◆ Task statement
Pull out every line below that contains the word "mdelab".

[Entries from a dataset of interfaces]
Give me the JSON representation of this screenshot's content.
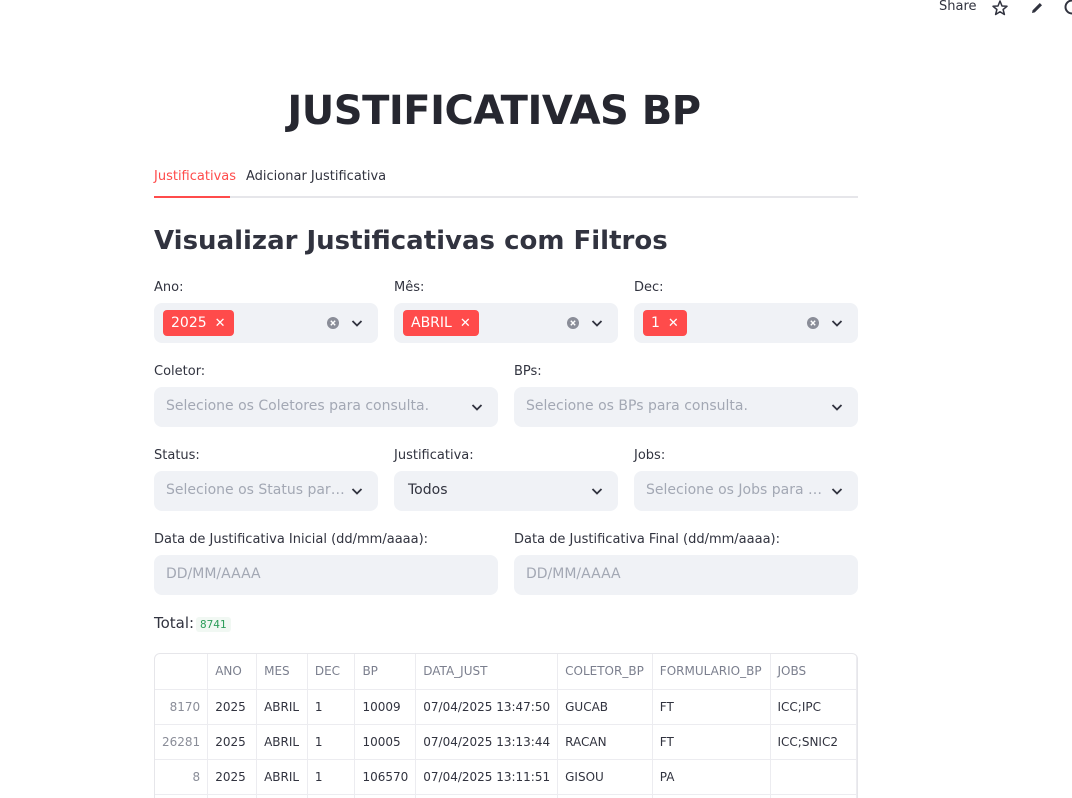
{
  "toolbar": {
    "share_label": "Share"
  },
  "page": {
    "title": "JUSTIFICATIVAS BP"
  },
  "tabs": [
    {
      "label": "Justificativas",
      "active": true
    },
    {
      "label": "Adicionar Justificativa",
      "active": false
    }
  ],
  "section": {
    "subtitle": "Visualizar Justificativas com Filtros"
  },
  "filters": {
    "ano": {
      "label": "Ano:",
      "selected": "2025"
    },
    "mes": {
      "label": "Mês:",
      "selected": "ABRIL"
    },
    "dec": {
      "label": "Dec:",
      "selected": "1"
    },
    "coletor": {
      "label": "Coletor:",
      "placeholder": "Selecione os Coletores para consulta."
    },
    "bps": {
      "label": "BPs:",
      "placeholder": "Selecione os BPs para consulta."
    },
    "status": {
      "label": "Status:",
      "placeholder": "Selecione os Status para…"
    },
    "justificativa": {
      "label": "Justificativa:",
      "value": "Todos"
    },
    "jobs": {
      "label": "Jobs:",
      "placeholder": "Selecione os Jobs para c…"
    },
    "data_inicial": {
      "label": "Data de Justificativa Inicial (dd/mm/aaaa):",
      "placeholder": "DD/MM/AAAA"
    },
    "data_final": {
      "label": "Data de Justificativa Final (dd/mm/aaaa):",
      "placeholder": "DD/MM/AAAA"
    }
  },
  "total": {
    "label": "Total:",
    "value": "8741"
  },
  "table": {
    "columns": [
      "",
      "ANO",
      "MES",
      "DEC",
      "BP",
      "DATA_JUST",
      "COLETOR_BP",
      "FORMULARIO_BP",
      "JOBS"
    ],
    "rows": [
      [
        "8170",
        "2025",
        "ABRIL",
        "1",
        "10009",
        "07/04/2025 13:47:50",
        "GUCAB",
        "FT",
        "ICC;IPC"
      ],
      [
        "26281",
        "2025",
        "ABRIL",
        "1",
        "10005",
        "07/04/2025 13:13:44",
        "RACAN",
        "FT",
        "ICC;SNIC2"
      ],
      [
        "8",
        "2025",
        "ABRIL",
        "1",
        "106570",
        "07/04/2025 13:11:51",
        "GISOU",
        "PA",
        ""
      ]
    ]
  },
  "colors": {
    "accent": "#ff4b4b",
    "input_bg": "#f0f2f6",
    "text": "#31333f"
  }
}
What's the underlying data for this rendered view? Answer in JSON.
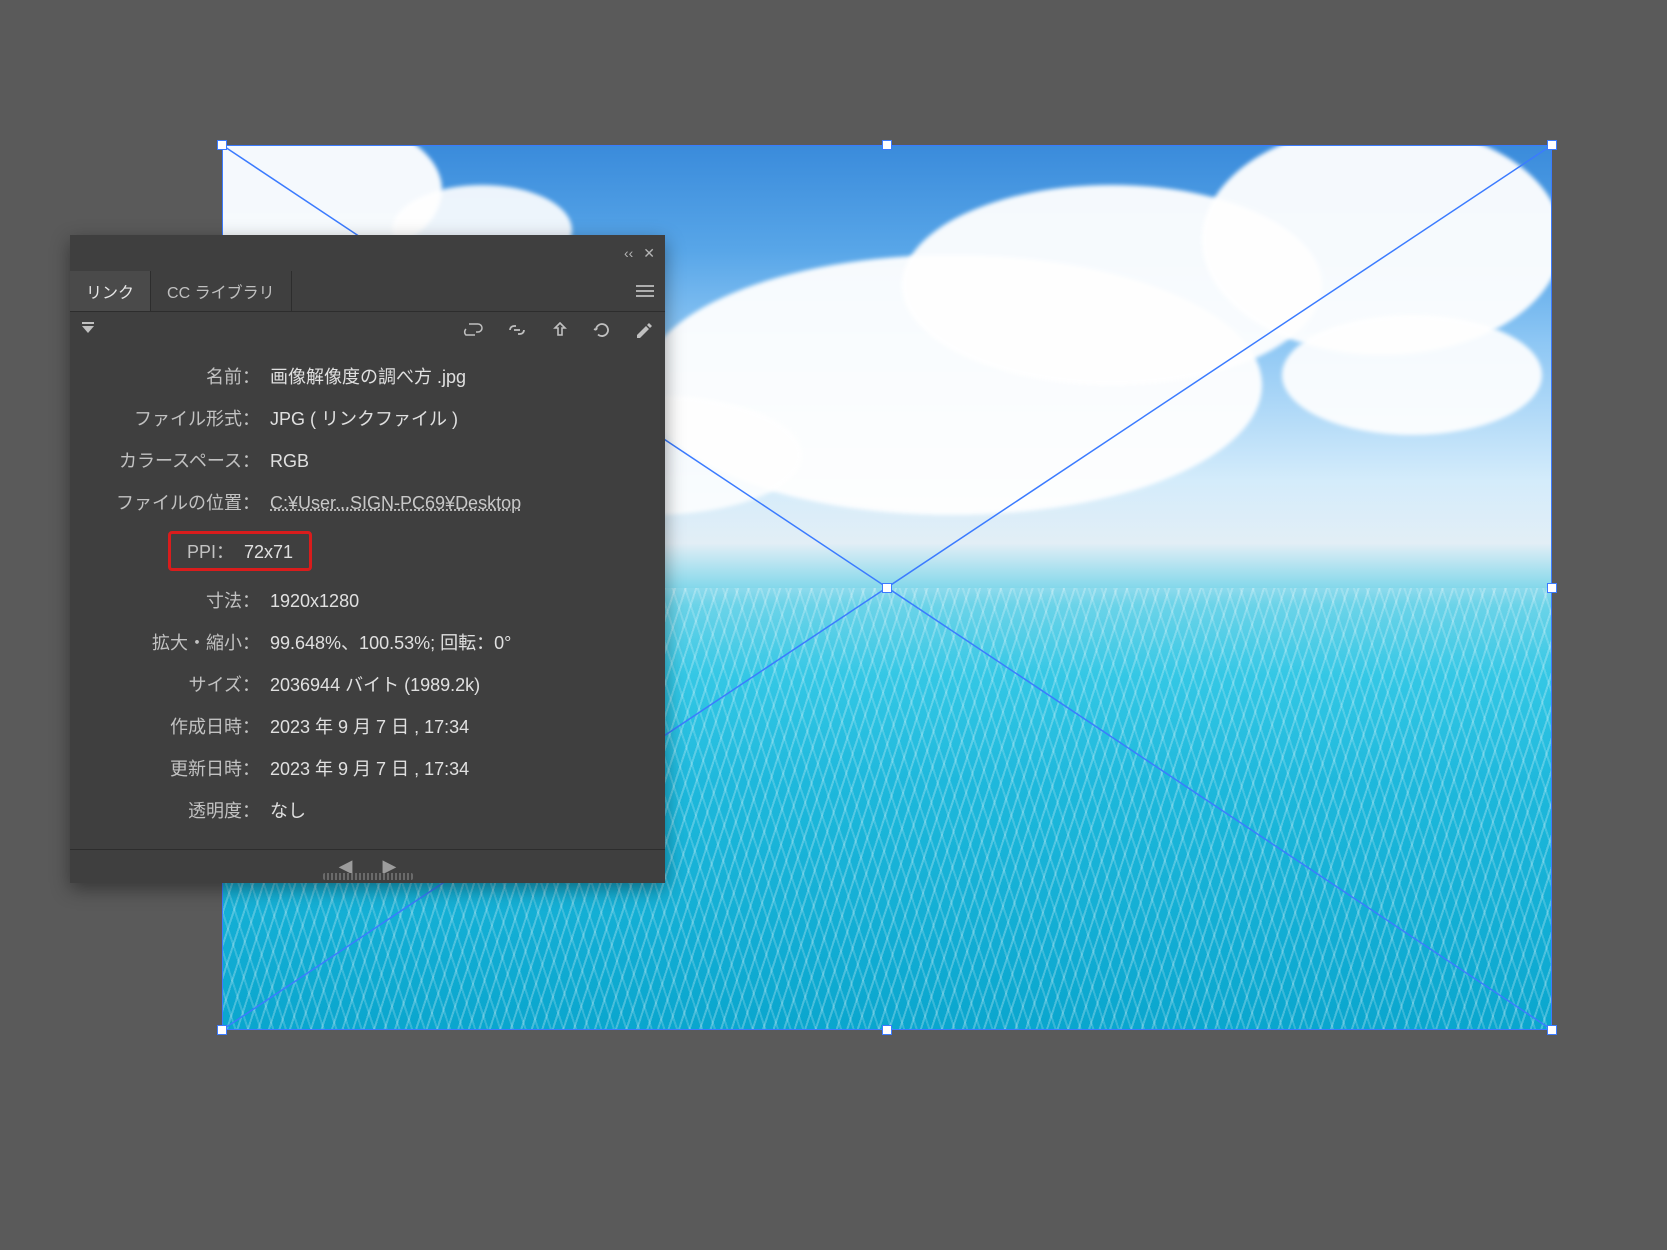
{
  "panel": {
    "tabs": {
      "links": "リンク",
      "libraries": "CC ライブラリ"
    },
    "rows": {
      "name": {
        "label": "名前：",
        "value": "画像解像度の調べ方 .jpg"
      },
      "format": {
        "label": "ファイル形式：",
        "value": "JPG ( リンクファイル )"
      },
      "colorspace": {
        "label": "カラースペース：",
        "value": "RGB"
      },
      "location": {
        "label": "ファイルの位置：",
        "value": "C:¥User...SIGN-PC69¥Desktop"
      },
      "ppi": {
        "label": "PPI：",
        "value": "72x71"
      },
      "dimensions": {
        "label": "寸法：",
        "value": "1920x1280"
      },
      "scale": {
        "label": "拡大・縮小：",
        "value": "99.648%、100.53%; 回転：0°"
      },
      "size": {
        "label": "サイズ：",
        "value": "2036944 バイト (1989.2k)"
      },
      "created": {
        "label": "作成日時：",
        "value": "2023 年 9 月 7 日 , 17:34"
      },
      "modified": {
        "label": "更新日時：",
        "value": "2023 年 9 月 7 日 , 17:34"
      },
      "transparency": {
        "label": "透明度：",
        "value": "なし"
      }
    },
    "ctrl": {
      "collapse": "‹‹",
      "close": "✕"
    }
  }
}
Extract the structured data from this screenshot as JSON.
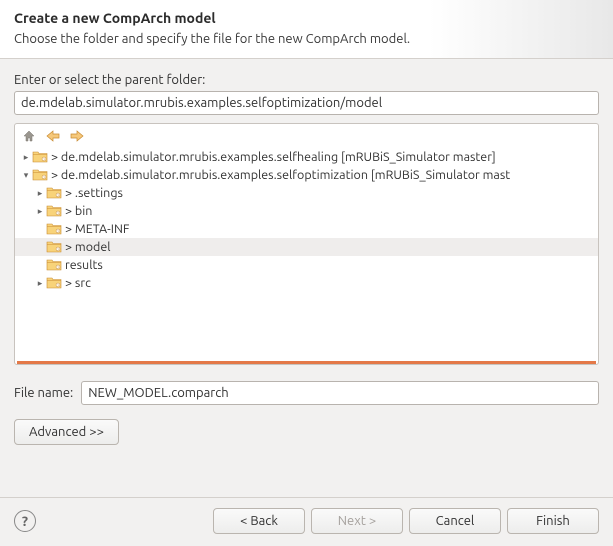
{
  "header": {
    "title": "Create a new CompArch model",
    "subtitle": "Choose the folder and specify the file for the new CompArch model."
  },
  "parent_folder": {
    "label": "Enter or select the parent folder:",
    "value": "de.mdelab.simulator.mrubis.examples.selfoptimization/model"
  },
  "tree": {
    "items": [
      {
        "label": "> de.mdelab.simulator.mrubis.examples.selfhealing [mRUBiS_Simulator master]",
        "level": 0,
        "expander": "▸",
        "selected": false
      },
      {
        "label": "> de.mdelab.simulator.mrubis.examples.selfoptimization [mRUBiS_Simulator mast",
        "level": 0,
        "expander": "▾",
        "selected": false
      },
      {
        "label": "> .settings",
        "level": 1,
        "expander": "▸",
        "selected": false
      },
      {
        "label": "> bin",
        "level": 1,
        "expander": "▸",
        "selected": false
      },
      {
        "label": "> META-INF",
        "level": 1,
        "expander": "",
        "selected": false
      },
      {
        "label": "> model",
        "level": 1,
        "expander": "",
        "selected": true
      },
      {
        "label": "results",
        "level": 1,
        "expander": "",
        "selected": false
      },
      {
        "label": "> src",
        "level": 1,
        "expander": "▸",
        "selected": false
      }
    ]
  },
  "file_name": {
    "label": "File name:",
    "value": "NEW_MODEL.comparch"
  },
  "buttons": {
    "advanced": "Advanced >>",
    "back": "< Back",
    "next": "Next >",
    "cancel": "Cancel",
    "finish": "Finish"
  },
  "icons": {
    "home": "home-icon",
    "back_arrow": "back-arrow-icon",
    "forward_arrow": "forward-arrow-icon",
    "help": "?"
  }
}
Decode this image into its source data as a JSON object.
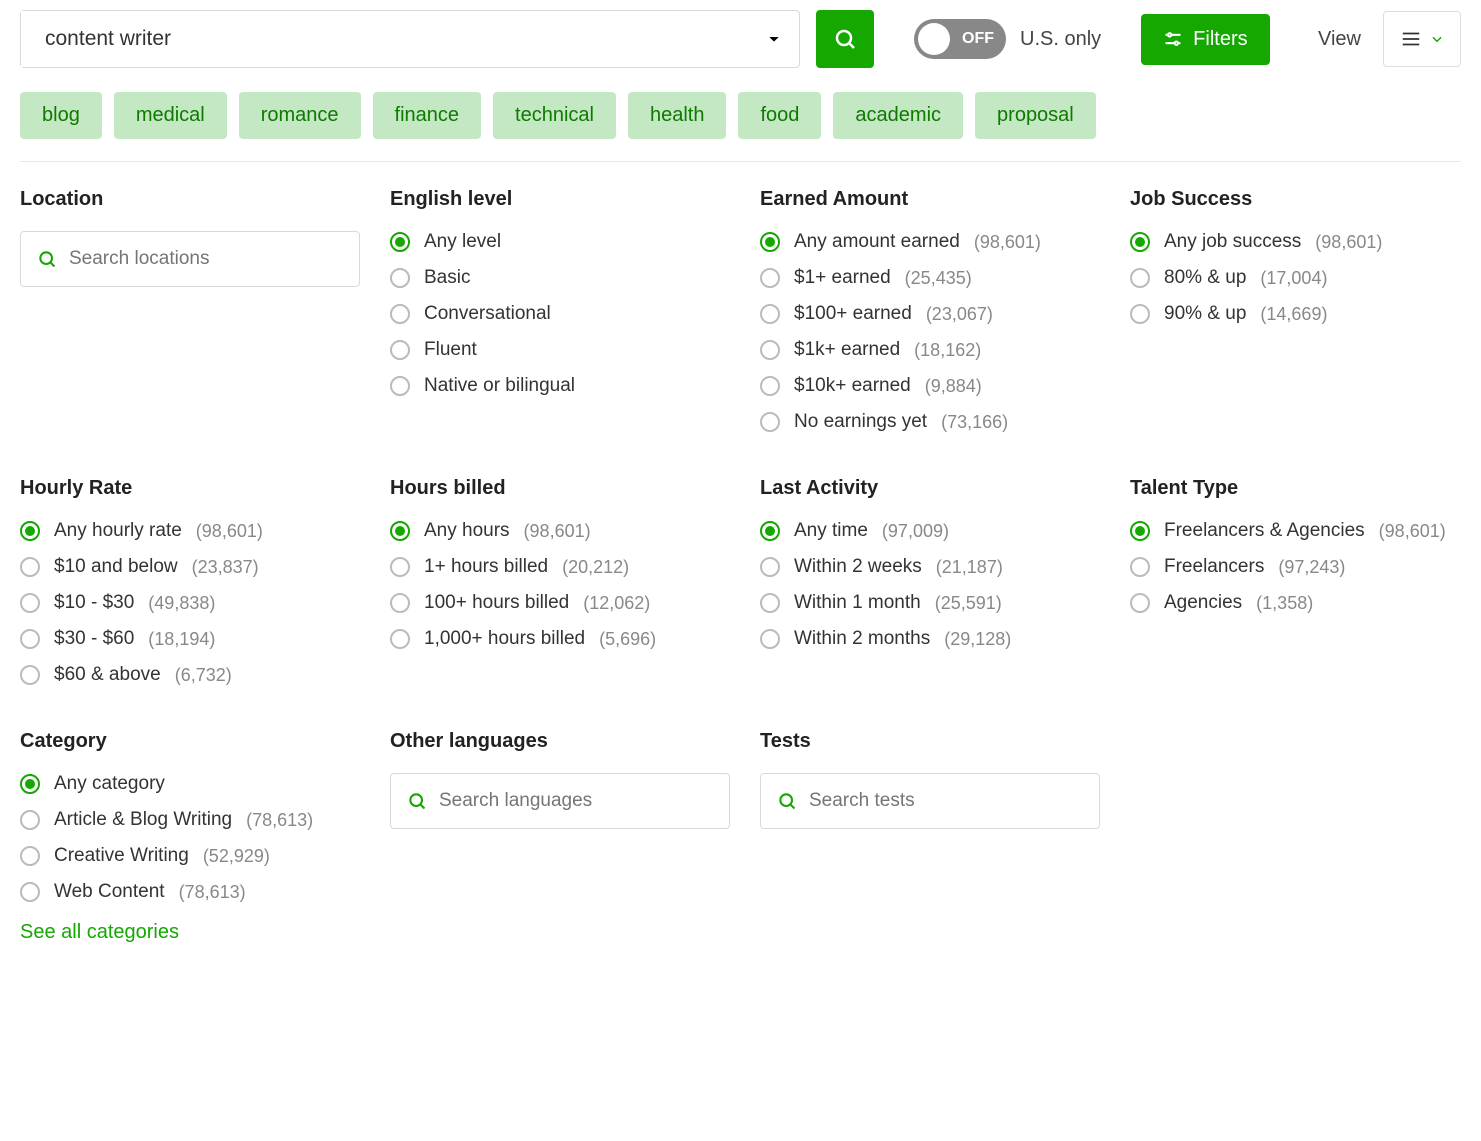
{
  "search": {
    "value": "content writer"
  },
  "toggle": {
    "state": "OFF",
    "label": "U.S. only"
  },
  "filters_button": "Filters",
  "view_label": "View",
  "tags": [
    "blog",
    "medical",
    "romance",
    "finance",
    "technical",
    "health",
    "food",
    "academic",
    "proposal"
  ],
  "groups": {
    "location": {
      "title": "Location",
      "placeholder": "Search locations"
    },
    "english": {
      "title": "English level",
      "options": [
        {
          "label": "Any level",
          "selected": true
        },
        {
          "label": "Basic"
        },
        {
          "label": "Conversational"
        },
        {
          "label": "Fluent"
        },
        {
          "label": "Native or bilingual"
        }
      ]
    },
    "earned": {
      "title": "Earned Amount",
      "options": [
        {
          "label": "Any amount earned",
          "count": "(98,601)",
          "selected": true
        },
        {
          "label": "$1+ earned",
          "count": "(25,435)"
        },
        {
          "label": "$100+ earned",
          "count": "(23,067)"
        },
        {
          "label": "$1k+ earned",
          "count": "(18,162)"
        },
        {
          "label": "$10k+ earned",
          "count": "(9,884)"
        },
        {
          "label": "No earnings yet",
          "count": "(73,166)"
        }
      ]
    },
    "success": {
      "title": "Job Success",
      "options": [
        {
          "label": "Any job success",
          "count": "(98,601)",
          "selected": true
        },
        {
          "label": "80% & up",
          "count": "(17,004)"
        },
        {
          "label": "90% & up",
          "count": "(14,669)"
        }
      ]
    },
    "hourly": {
      "title": "Hourly Rate",
      "options": [
        {
          "label": "Any hourly rate",
          "count": "(98,601)",
          "selected": true
        },
        {
          "label": "$10 and below",
          "count": "(23,837)"
        },
        {
          "label": "$10 - $30",
          "count": "(49,838)"
        },
        {
          "label": "$30 - $60",
          "count": "(18,194)"
        },
        {
          "label": "$60 & above",
          "count": "(6,732)"
        }
      ]
    },
    "hours": {
      "title": "Hours billed",
      "options": [
        {
          "label": "Any hours",
          "count": "(98,601)",
          "selected": true
        },
        {
          "label": "1+ hours billed",
          "count": "(20,212)"
        },
        {
          "label": "100+ hours billed",
          "count": "(12,062)"
        },
        {
          "label": "1,000+ hours billed",
          "count": "(5,696)"
        }
      ]
    },
    "activity": {
      "title": "Last Activity",
      "options": [
        {
          "label": "Any time",
          "count": "(97,009)",
          "selected": true
        },
        {
          "label": "Within 2 weeks",
          "count": "(21,187)"
        },
        {
          "label": "Within 1 month",
          "count": "(25,591)"
        },
        {
          "label": "Within 2 months",
          "count": "(29,128)"
        }
      ]
    },
    "talent": {
      "title": "Talent Type",
      "options": [
        {
          "label": "Freelancers & Agencies",
          "count": "(98,601)",
          "selected": true
        },
        {
          "label": "Freelancers",
          "count": "(97,243)"
        },
        {
          "label": "Agencies",
          "count": "(1,358)"
        }
      ]
    },
    "category": {
      "title": "Category",
      "options": [
        {
          "label": "Any category",
          "selected": true
        },
        {
          "label": "Article & Blog Writing",
          "count": "(78,613)"
        },
        {
          "label": "Creative Writing",
          "count": "(52,929)"
        },
        {
          "label": "Web Content",
          "count": "(78,613)"
        }
      ],
      "more": "See all categories"
    },
    "other_lang": {
      "title": "Other languages",
      "placeholder": "Search languages"
    },
    "tests": {
      "title": "Tests",
      "placeholder": "Search tests"
    }
  }
}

◆ Output below
    "value": "de.mdelab.simulator.mrubis.examples.selfoptimization/model"
        "label": "> de.mdelab.simulator.mrubis.examples.selfhealing [mRUBiS_Simulator master]",
        "label": "> de.mdelab.simulator.mrubis.examples.selfoptimization [mRUBiS_Simulator mast",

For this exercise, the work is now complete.